PREVIOUS PARTNERSHIP DISSOLVES DUE TO CHANGING TIMES
ASCO To Oversee Partnership Endowment for Optometric Education
■ Due to the challenges of the U.S. economy combined with the changing goals of the profession (using funds for capital improvements and modernization are no longer a focus for optometry’s educational institutions), ASCO will now “govern and manage” the Partnership Foundation for Optometric Education, says an ASCO press release.
“The original creators of the Partnership can be proud that their vision to support optometric education will live on for generations to come,” says Foundation President Pete Kehoe, O.D., F.A.A.O. “The collaboration and spirit of cooperation between ASCO, the American Academy of Optometry and the American Optometric Association to transition to the Endowment is a testament to the passion that the organizations have for the future of our profession.”
The Partnership Foundation’s fund balance has been transferred to the new Endowment to help optometry schools and colleges through program and project grants to further optometric education.
● Corneal collagen cross-linking stopped progressive ectasia post LASIK and PRK, stabilizing or improving corrected distance visual acuity and maximum keratometry readings post a mean follow-up of 25 months, says July’s Ophthalmology. Also, improvements were seen in four topography indices, implying a more regular corneal surface.
● Women aged 20 to 83 with dry eye disease were shown to have high pain sensitivity and low pain tolerance vs. those without DED, when a heat stimulus was placed on their forearms, says a JAMA Ophthalmology study published online Aug. 1, 2013. Also, a strong link was found between pain symptoms on the OSDI questionnaire and the heat pain threshold and heat pain suprathreshold. Further, those with a heat pain threshold below the median reported DED pain symptoms close to twice as often as those with a heat pain threshold above the median.
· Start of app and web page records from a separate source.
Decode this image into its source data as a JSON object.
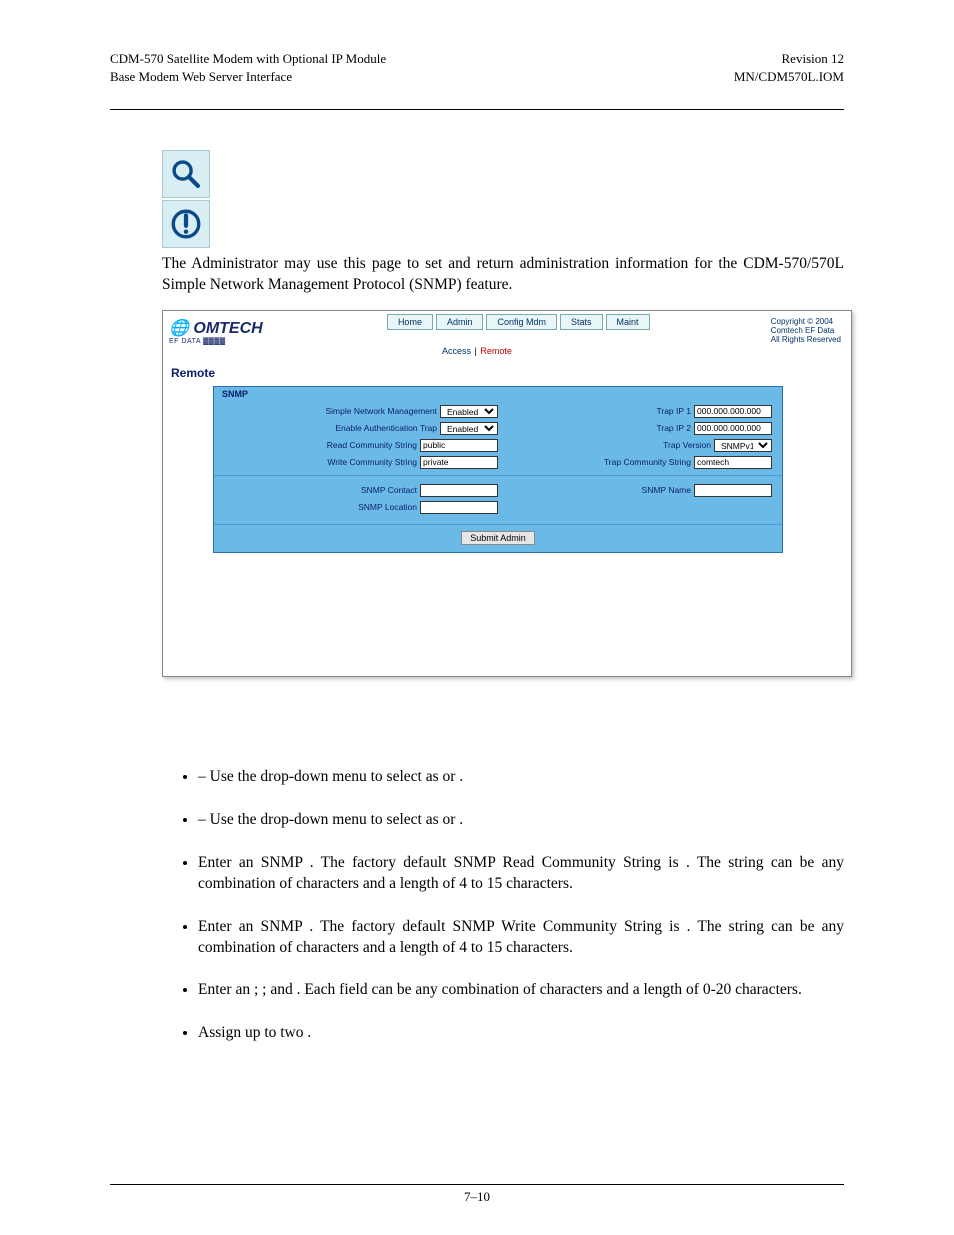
{
  "header": {
    "left1": "CDM-570 Satellite Modem with Optional IP Module",
    "left2": "Base Modem Web Server Interface",
    "right1": "Revision 12",
    "right2": "MN/CDM570L.IOM"
  },
  "intro": "The Administrator may use this page to set and return administration information for the CDM-570/570L Simple Network Management Protocol (SNMP) feature.",
  "shot": {
    "logo_main": "OMTECH",
    "logo_sub": "EF DATA ▓▓▓▓",
    "tabs": [
      "Home",
      "Admin",
      "Config Mdm",
      "Stats",
      "Maint"
    ],
    "copyright": [
      "Copyright © 2004",
      "Comtech EF Data",
      "All Rights Reserved"
    ],
    "subnav": {
      "access": "Access",
      "sep": " | ",
      "remote": "Remote"
    },
    "section": "Remote",
    "panel_title": "SNMP",
    "left_fields": {
      "snm_label": "Simple Network Management",
      "snm_value": "Enabled",
      "auth_label": "Enable Authentication Trap",
      "auth_value": "Enabled",
      "read_label": "Read Community String",
      "read_value": "public",
      "write_label": "Write Community String",
      "write_value": "private"
    },
    "right_fields": {
      "trap1_label": "Trap IP 1",
      "trap1_value": "000.000.000.000",
      "trap2_label": "Trap IP 2",
      "trap2_value": "000.000.000.000",
      "ver_label": "Trap Version",
      "ver_value": "SNMPv1",
      "trapcs_label": "Trap Community String",
      "trapcs_value": "comtech"
    },
    "lower": {
      "contact_label": "SNMP Contact",
      "contact_value": "",
      "name_label": "SNMP Name",
      "name_value": "",
      "loc_label": "SNMP Location",
      "loc_value": ""
    },
    "submit": "Submit Admin"
  },
  "bullets": {
    "b1a": " – Use the drop-down menu to select as ",
    "b1b": " or ",
    "b1c": ".",
    "b2a": " – Use the drop-down menu to select as ",
    "b2b": " or ",
    "b2c": ".",
    "b3a": "Enter an SNMP ",
    "b3b": ". The factory default SNMP Read Community String is ",
    "b3c": ". The string can be any combination of characters and a length of 4 to 15 characters.",
    "b4a": "Enter an SNMP ",
    "b4b": ". The factory default SNMP Write Community String is ",
    "b4c": ". The string can be any combination of characters and a length of 4 to 15 characters.",
    "b5a": "Enter an ",
    "b5b": "; ",
    "b5c": "; and ",
    "b5d": ". Each field can be any combination of characters and a length of 0-20 characters.",
    "b6a": "Assign up to two ",
    "b6b": "."
  },
  "footer": "7–10"
}
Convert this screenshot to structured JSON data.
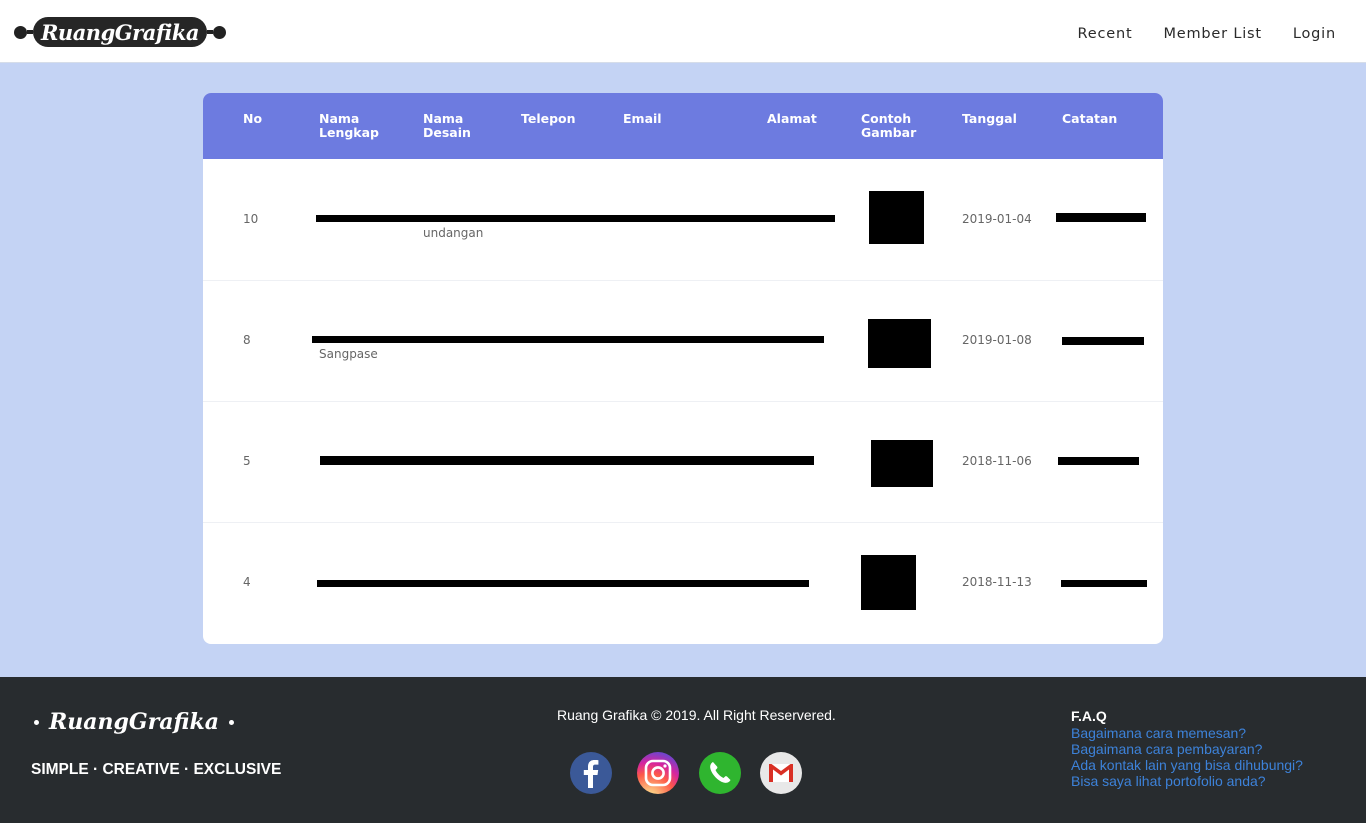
{
  "brand": {
    "name": "RuangGrafika"
  },
  "nav": {
    "items": [
      "Recent",
      "Member List",
      "Login"
    ]
  },
  "table": {
    "headers": [
      {
        "line1": "No",
        "line2": ""
      },
      {
        "line1": "Nama",
        "line2": "Lengkap"
      },
      {
        "line1": "Nama",
        "line2": "Desain"
      },
      {
        "line1": "Telepon",
        "line2": ""
      },
      {
        "line1": "Email",
        "line2": ""
      },
      {
        "line1": "Alamat",
        "line2": ""
      },
      {
        "line1": "Contoh",
        "line2": "Gambar"
      },
      {
        "line1": "Tanggal",
        "line2": ""
      },
      {
        "line1": "Catatan",
        "line2": ""
      }
    ],
    "rows": [
      {
        "no": "10",
        "visible_text": "undangan",
        "tanggal": "2019-01-04"
      },
      {
        "no": "8",
        "visible_text": "Sangpase",
        "tanggal": "2019-01-08"
      },
      {
        "no": "5",
        "visible_text": "",
        "tanggal": "2018-11-06"
      },
      {
        "no": "4",
        "visible_text": "",
        "tanggal": "2018-11-13"
      }
    ]
  },
  "footer": {
    "brand": "RuangGrafika",
    "tagline": "SIMPLE · CREATIVE · EXCLUSIVE",
    "copyright": "Ruang Grafika © 2019. All Right Reservered.",
    "social": [
      {
        "icon": "facebook-icon",
        "color": "#3b5998"
      },
      {
        "icon": "instagram-icon",
        "color": "#d6249f"
      },
      {
        "icon": "whatsapp-icon",
        "color": "#2fb52f"
      },
      {
        "icon": "gmail-icon",
        "color": "#e8e8e8"
      }
    ],
    "faq": {
      "title": "F.A.Q",
      "links": [
        "Bagaimana cara memesan?",
        "Bagaimana cara pembayaran?",
        "Ada kontak lain yang bisa dihubungi?",
        "Bisa saya lihat portofolio anda?"
      ]
    }
  },
  "colors": {
    "accent": "#6d7be0",
    "page_bg": "#c4d3f4",
    "footer_bg": "#282c2f",
    "link": "#3d82d9"
  }
}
● The Optos ultra-widefield scanning laser ophthalmoscope, using a modified “flying baby position,” is qualified to obtain clinically useful high-quality fundus images in ROP patients, says May’s Eye. The researchers say the imaging technique may be useful in monitoring ROP progression and chronicling ROP regression post-treatment.
Optometric Management, Volume: 48 , Issue: September 2013, page(s): 12 - 16